Point is, they both have their virtues and demerits. Americans are less tribal, less bound by familial ties. That can be liberating—or alienating. Maybe that explains why they find comfort in identical suburbs, with the same malls, gas stations and shops. It’s what James Howard Kunstler calls “the geography of nowhere.” Italians, if they haven’t emigrated, usually for economic reasons, tend to live near their birthplaces. They have a greater sense of belonging, but for some, that can be oppressive.

In any event, we’ve seen enough of both places to know to look beyond the stereotypes.
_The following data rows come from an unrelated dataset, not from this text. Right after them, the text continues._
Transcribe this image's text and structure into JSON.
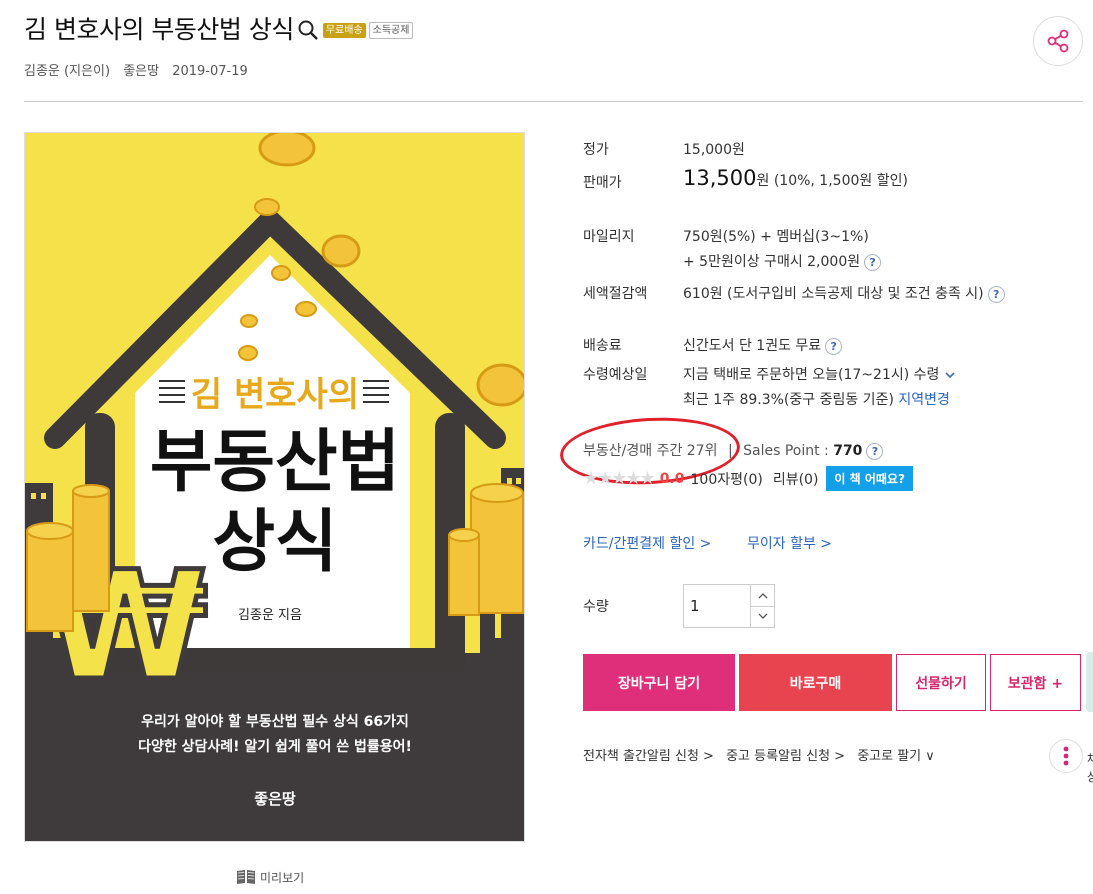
{
  "header": {
    "title": "김 변호사의 부동산법 상식",
    "badge_free": "무료배송",
    "badge_tax": "소득공제",
    "author": "김종운 (지은이)",
    "publisher": "좋은땅",
    "date": "2019-07-19"
  },
  "cover": {
    "title_line1": "김 변호사의",
    "title_line2": "부동산법",
    "title_line3": "상식",
    "author_line": "김종운 지음",
    "desc_line1": "우리가 알아야 할 부동산법 필수 상식 66가지",
    "desc_line2": "다양한 상담사례! 알기 쉽게 풀어 쓴 법률용어!",
    "publisher": "좋은땅",
    "won_symbol": "₩",
    "preview_label": "미리보기",
    "colors": {
      "yellow": "#f5e24a",
      "dark": "#3f3a3b",
      "gold": "#f3c33a",
      "roof": "#3e3a39",
      "title_gold": "#e7a91b"
    }
  },
  "price": {
    "list_label": "정가",
    "list_value": "15,000원",
    "sale_label": "판매가",
    "sale_amount": "13,500",
    "sale_unit": "원",
    "sale_discount": "(10%, 1,500원 할인)"
  },
  "mileage": {
    "label": "마일리지",
    "line1": "750원(5%) + 멤버십(3~1%)",
    "line2": "+ 5만원이상 구매시 2,000원"
  },
  "tax": {
    "label": "세액절감액",
    "value": "610원 (도서구입비 소득공제 대상 및 조건 충족 시)"
  },
  "shipping": {
    "fee_label": "배송료",
    "fee_value": "신간도서 단 1권도 무료",
    "eta_label": "수령예상일",
    "eta_value": "지금 택배로 주문하면 오늘(17~21시) 수령",
    "eta_sub": "최근 1주 89.3%(중구 중림동 기준)",
    "region_link": "지역변경"
  },
  "rank": {
    "text": "부동산/경매 주간 27위",
    "sep": "|",
    "sales_label": "Sales Point : ",
    "sales_value": "770"
  },
  "review": {
    "score": "0.0",
    "count_100": "100자평(0)",
    "review_count": "리뷰(0)",
    "button": "이 책 어때요?"
  },
  "payment": {
    "card": "카드/간편결제 할인 >",
    "installment": "무이자 할부 >"
  },
  "quantity": {
    "label": "수량",
    "value": "1"
  },
  "actions": {
    "cart": "장바구니 담기",
    "buy": "바로구매",
    "gift": "선물하기",
    "keep": "보관함 +"
  },
  "links": {
    "ebook": "전자책 출간알림 신청 >",
    "used_alert": "중고 등록알림 신청 >",
    "used_sell": "중고로 팔기 ∨"
  },
  "help_symbol": "?",
  "edge_text": "채 상"
}
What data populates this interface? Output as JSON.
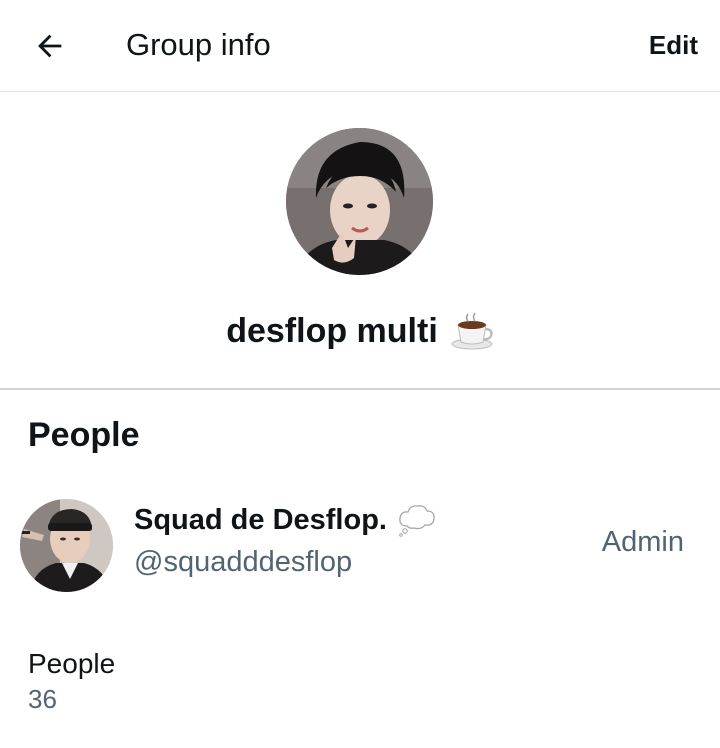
{
  "header": {
    "title": "Group info",
    "edit_label": "Edit",
    "back_icon": "arrow-left-icon"
  },
  "group": {
    "name": "desflop multi",
    "emoji_icon": "coffee-cup-icon"
  },
  "people_section": {
    "title": "People",
    "members": [
      {
        "name": "Squad de Desflop.",
        "emoji_icon": "thought-bubble-icon",
        "handle": "@squadddesflop",
        "role": "Admin"
      }
    ]
  },
  "people_count": {
    "label": "People",
    "value": "36"
  },
  "colors": {
    "primary_text": "#0f1419",
    "secondary_text": "#536471",
    "divider": "#dfe3e6"
  }
}
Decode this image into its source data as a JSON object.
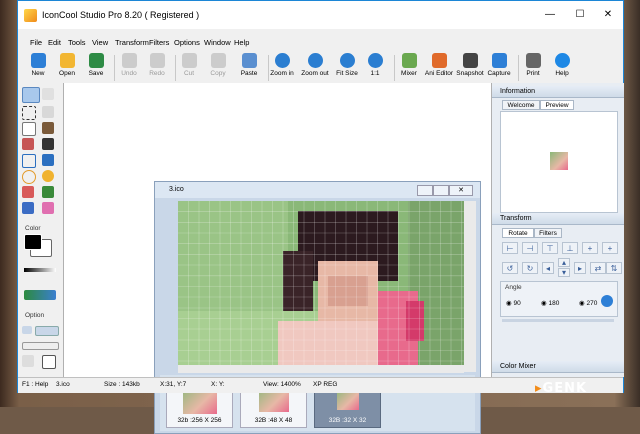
{
  "window": {
    "title": "IconCool Studio Pro 8.20 ( Registered )",
    "controls": [
      "—",
      "☐",
      "✕"
    ]
  },
  "menu": [
    "File",
    "Edit",
    "Tools",
    "View",
    "Transform",
    "Filters",
    "Options",
    "Window",
    "Help"
  ],
  "toolbar": [
    {
      "label": "New",
      "icon": "new-icon",
      "color": "#2d7fd6",
      "disabled": false
    },
    {
      "label": "Open",
      "icon": "open-icon",
      "color": "#f2b632",
      "disabled": false
    },
    {
      "label": "Save",
      "icon": "save-icon",
      "color": "#2e8b45",
      "disabled": false
    },
    {
      "label": "Undo",
      "icon": "undo-icon",
      "color": "#8a8a8a",
      "disabled": true
    },
    {
      "label": "Redo",
      "icon": "redo-icon",
      "color": "#8a8a8a",
      "disabled": true
    },
    {
      "label": "Cut",
      "icon": "cut-icon",
      "color": "#8a8a8a",
      "disabled": true
    },
    {
      "label": "Copy",
      "icon": "copy-icon",
      "color": "#8a8a8a",
      "disabled": true
    },
    {
      "label": "Paste",
      "icon": "paste-icon",
      "color": "#5a8fd0",
      "disabled": false
    },
    {
      "label": "Zoom in",
      "icon": "zoom-in-icon",
      "color": "#2b7ed1",
      "disabled": false
    },
    {
      "label": "Zoom out",
      "icon": "zoom-out-icon",
      "color": "#2b7ed1",
      "disabled": false
    },
    {
      "label": "Fit Size",
      "icon": "fit-size-icon",
      "color": "#2b7ed1",
      "disabled": false
    },
    {
      "label": "1:1",
      "icon": "actual-size-icon",
      "color": "#2b7ed1",
      "disabled": false
    },
    {
      "label": "Mixer",
      "icon": "mixer-icon",
      "color": "#6aa84f",
      "disabled": false
    },
    {
      "label": "Ani Editor",
      "icon": "ani-editor-icon",
      "color": "#e06a2a",
      "disabled": false
    },
    {
      "label": "Snapshot",
      "icon": "snapshot-icon",
      "color": "#444444",
      "disabled": false
    },
    {
      "label": "Capture",
      "icon": "capture-icon",
      "color": "#2d7fd6",
      "disabled": false
    },
    {
      "label": "Print",
      "icon": "print-icon",
      "color": "#666666",
      "disabled": false
    },
    {
      "label": "Help",
      "icon": "help-icon",
      "color": "#1e88e5",
      "disabled": false
    }
  ],
  "left_panel": {
    "color_label": "Color",
    "option_label": "Option"
  },
  "document": {
    "title": "3.ico",
    "thumbnails": [
      {
        "caption": "32b :256 X 256",
        "selected": false
      },
      {
        "caption": "32B :48 X 48",
        "selected": false
      },
      {
        "caption": "32B :32 X 32",
        "selected": true
      }
    ]
  },
  "right_panel": {
    "information": {
      "title": "Information",
      "tabs": [
        "Welcome",
        "Preview"
      ],
      "active_tab": "Preview"
    },
    "transform": {
      "title": "Transform",
      "tabs": [
        "Rotate",
        "Filters"
      ],
      "active_tab": "Rotate",
      "angle_label": "Angle",
      "angles": [
        "90",
        "180",
        "270"
      ]
    },
    "color_mixer": {
      "title": "Color Mixer"
    }
  },
  "status": {
    "help": "F1 : Help",
    "file": "3.ico",
    "size": "Size : 143kb",
    "position": "X:31, Y:7",
    "xy": "X: Y:",
    "view": "View: 1400%",
    "mode": "XP REG"
  },
  "watermark": {
    "text": "GENK"
  },
  "colors": {
    "foreground": "#000000",
    "background": "#ffffff",
    "accent": "#1c86d6"
  }
}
They might help organize your thinking at first, but they’re woefully inadequate once you get to know a place. So…hmm, where is this going? I was just having fun thinking about this stuff.

An Almost Perfect 10

Used to be, I couldn’t just sit and do nothing. I had no patience for waiting. I’d always want things done, like, yesterday. Or if I had to wait for something, I made damn sure that I had something else to do while I sat around, something that I wanted to do.

Living in Italy, even part-time, cured me of the impatience bug. Bigly, as a certain orange government official might say.

The apartment was still not completely finished when we closed on it. I guess we were naive. So we issued ultimatums to the builder. And finally, we told him we were coming over to set the place up.

It was a chilly February when we got there. We had hardly any furniture, so we still had to sleep and eat at Giovanna’s place. But we’d spend days in the apartment—we did have a kitchen table and chairs. And power, so we could play music.

So what did we do? We waited for hours. We waited for days. The builder didn’t quite finish on time. So we had tacky (literally, sticky) newly varnished wooden floors, no real lighting fixtures, just suspended light bulbs. And a shower without any kind of enclosure. One of the first things we demanded of him was a “cabina doccia,” or shower enclosure. It took a few days, but a plumber showed up and we had one. (The builder, bless his black soul, tried to charge us for something we should’ve had from the start.)


The apartment was a new space, so old utility accounts couldn’t be carried over. So that meant getting an account for electricity, telephone/Internet and gas. And gas. Did I say gas? That one took, wait for it, a year and a half. Why? The builder didn’t file the right kind of filing, missed appointments, pipes that were too short, you name it. For the first year or so, we had an arrangement with our downstairs neighbor and tapped into her account. At one point after another delay, my Perugian friend Antonio said “this is war.” Happily, that last step involved a short war and in a month we had our very own gas meter and connection.

Then, shopping. We needed furniture. We needed household stuff. You usually accumulate stuff over the years. We did a crash course. At that point, I was still in a relatively romantic phase, and I was still impatient to get on with life there. Who wanted to go shopping for cooking utensils and a TV? So a trip to the IperCoop, a huge supermarket/everything store in the suburbs in, of all things, a shopping mall.IMG_2722.JPG

After that, bliss. We spent big chunks of the next summers in Italy. Sometimes we’d take advantage of cheap European flights and go off the Barcelona, Paris, Greece. But most of the time, we’d hang out in Perugia and Umbria, rent a car, wander, visit friends, sleep, read all night. If we wanted to swim, there’s a big municipal pool in Perugia. Or we’d drive an hour and a half or two and go to the Adriatic coast.img_2707img_5814

Nicer than the cave, right? This was early on, before nightstands and a desk and the seemingly zillions of chargers so necessary to daily life. And we had a mantle for the fireplace. It looks so clean and unused now…we still don’t use it for fires, because it’s a handy place for potatoes, bottles of wine and mineral water, various implements, stuff like that. Plus I, er, broke the flue chain.

Next: Umbria: Think of it as Italy’s Vermont, but not as cold